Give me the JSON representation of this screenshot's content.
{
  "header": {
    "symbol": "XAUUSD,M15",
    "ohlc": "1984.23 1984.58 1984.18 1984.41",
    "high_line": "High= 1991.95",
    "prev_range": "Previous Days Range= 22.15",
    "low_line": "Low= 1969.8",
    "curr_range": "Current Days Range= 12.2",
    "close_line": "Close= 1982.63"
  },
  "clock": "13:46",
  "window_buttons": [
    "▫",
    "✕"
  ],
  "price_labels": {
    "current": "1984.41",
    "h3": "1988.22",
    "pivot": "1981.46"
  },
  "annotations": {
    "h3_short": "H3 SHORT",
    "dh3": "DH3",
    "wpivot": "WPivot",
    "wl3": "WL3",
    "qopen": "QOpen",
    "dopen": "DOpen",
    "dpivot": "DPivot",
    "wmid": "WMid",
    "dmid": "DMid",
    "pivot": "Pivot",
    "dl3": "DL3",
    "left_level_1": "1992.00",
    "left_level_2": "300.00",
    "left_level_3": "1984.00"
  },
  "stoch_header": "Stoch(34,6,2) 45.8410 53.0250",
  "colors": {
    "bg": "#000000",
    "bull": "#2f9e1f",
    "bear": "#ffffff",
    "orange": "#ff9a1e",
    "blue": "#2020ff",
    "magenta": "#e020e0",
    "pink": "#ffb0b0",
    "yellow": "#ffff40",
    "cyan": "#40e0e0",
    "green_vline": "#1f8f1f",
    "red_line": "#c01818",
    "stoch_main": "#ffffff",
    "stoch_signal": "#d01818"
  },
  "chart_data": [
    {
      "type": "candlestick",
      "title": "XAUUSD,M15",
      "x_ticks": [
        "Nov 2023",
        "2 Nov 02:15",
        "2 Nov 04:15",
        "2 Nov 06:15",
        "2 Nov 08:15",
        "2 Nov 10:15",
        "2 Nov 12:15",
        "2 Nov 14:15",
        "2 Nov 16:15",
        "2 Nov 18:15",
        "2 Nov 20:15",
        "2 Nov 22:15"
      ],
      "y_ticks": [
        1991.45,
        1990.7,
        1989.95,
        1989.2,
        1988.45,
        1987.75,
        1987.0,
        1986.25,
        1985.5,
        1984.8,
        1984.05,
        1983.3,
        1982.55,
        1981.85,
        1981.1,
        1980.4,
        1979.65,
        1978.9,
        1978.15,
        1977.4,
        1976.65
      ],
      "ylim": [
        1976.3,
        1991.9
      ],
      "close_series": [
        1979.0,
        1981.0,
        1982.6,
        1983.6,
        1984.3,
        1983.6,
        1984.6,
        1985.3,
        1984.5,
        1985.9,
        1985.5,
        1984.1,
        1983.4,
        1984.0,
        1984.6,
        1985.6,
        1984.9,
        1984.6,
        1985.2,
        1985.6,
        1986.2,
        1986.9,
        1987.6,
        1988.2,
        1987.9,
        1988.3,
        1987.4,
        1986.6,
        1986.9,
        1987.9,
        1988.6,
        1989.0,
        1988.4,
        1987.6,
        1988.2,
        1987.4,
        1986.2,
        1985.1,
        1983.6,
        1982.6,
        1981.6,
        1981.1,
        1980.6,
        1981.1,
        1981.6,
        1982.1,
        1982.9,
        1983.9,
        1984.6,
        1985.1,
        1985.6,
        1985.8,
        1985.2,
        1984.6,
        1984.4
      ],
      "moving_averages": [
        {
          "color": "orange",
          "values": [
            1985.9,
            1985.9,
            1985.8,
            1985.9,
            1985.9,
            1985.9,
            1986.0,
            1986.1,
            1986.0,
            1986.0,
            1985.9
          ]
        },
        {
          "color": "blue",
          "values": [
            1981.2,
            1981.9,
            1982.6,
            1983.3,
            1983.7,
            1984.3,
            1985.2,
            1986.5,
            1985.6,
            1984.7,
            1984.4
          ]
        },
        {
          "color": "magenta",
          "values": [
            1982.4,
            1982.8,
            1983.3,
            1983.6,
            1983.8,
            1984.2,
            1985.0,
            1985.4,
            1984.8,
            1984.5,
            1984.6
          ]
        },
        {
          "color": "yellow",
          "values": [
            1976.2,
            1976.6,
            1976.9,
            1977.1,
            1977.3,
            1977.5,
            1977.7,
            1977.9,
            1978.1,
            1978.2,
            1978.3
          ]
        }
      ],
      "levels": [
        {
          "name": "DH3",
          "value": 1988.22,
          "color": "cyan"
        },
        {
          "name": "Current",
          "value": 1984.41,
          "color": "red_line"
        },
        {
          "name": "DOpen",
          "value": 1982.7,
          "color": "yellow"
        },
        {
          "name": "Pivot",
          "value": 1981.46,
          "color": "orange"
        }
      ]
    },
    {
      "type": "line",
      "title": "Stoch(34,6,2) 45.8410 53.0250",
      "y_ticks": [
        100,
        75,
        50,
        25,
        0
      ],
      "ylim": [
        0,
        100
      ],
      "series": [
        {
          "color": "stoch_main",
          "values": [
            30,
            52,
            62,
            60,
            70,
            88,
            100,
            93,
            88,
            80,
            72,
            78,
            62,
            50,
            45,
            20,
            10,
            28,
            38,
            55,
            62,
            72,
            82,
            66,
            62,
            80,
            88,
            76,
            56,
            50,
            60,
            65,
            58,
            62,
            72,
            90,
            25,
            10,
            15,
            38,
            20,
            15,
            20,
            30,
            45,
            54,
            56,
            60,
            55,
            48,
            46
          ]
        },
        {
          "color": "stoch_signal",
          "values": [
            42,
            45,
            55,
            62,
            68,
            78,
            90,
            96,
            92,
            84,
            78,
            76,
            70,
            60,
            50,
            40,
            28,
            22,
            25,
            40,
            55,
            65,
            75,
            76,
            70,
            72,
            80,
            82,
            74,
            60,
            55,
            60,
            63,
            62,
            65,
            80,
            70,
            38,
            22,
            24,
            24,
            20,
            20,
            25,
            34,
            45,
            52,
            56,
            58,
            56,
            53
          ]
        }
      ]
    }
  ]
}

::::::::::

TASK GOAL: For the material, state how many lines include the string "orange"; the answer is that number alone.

THE COMPLETED TASK: 3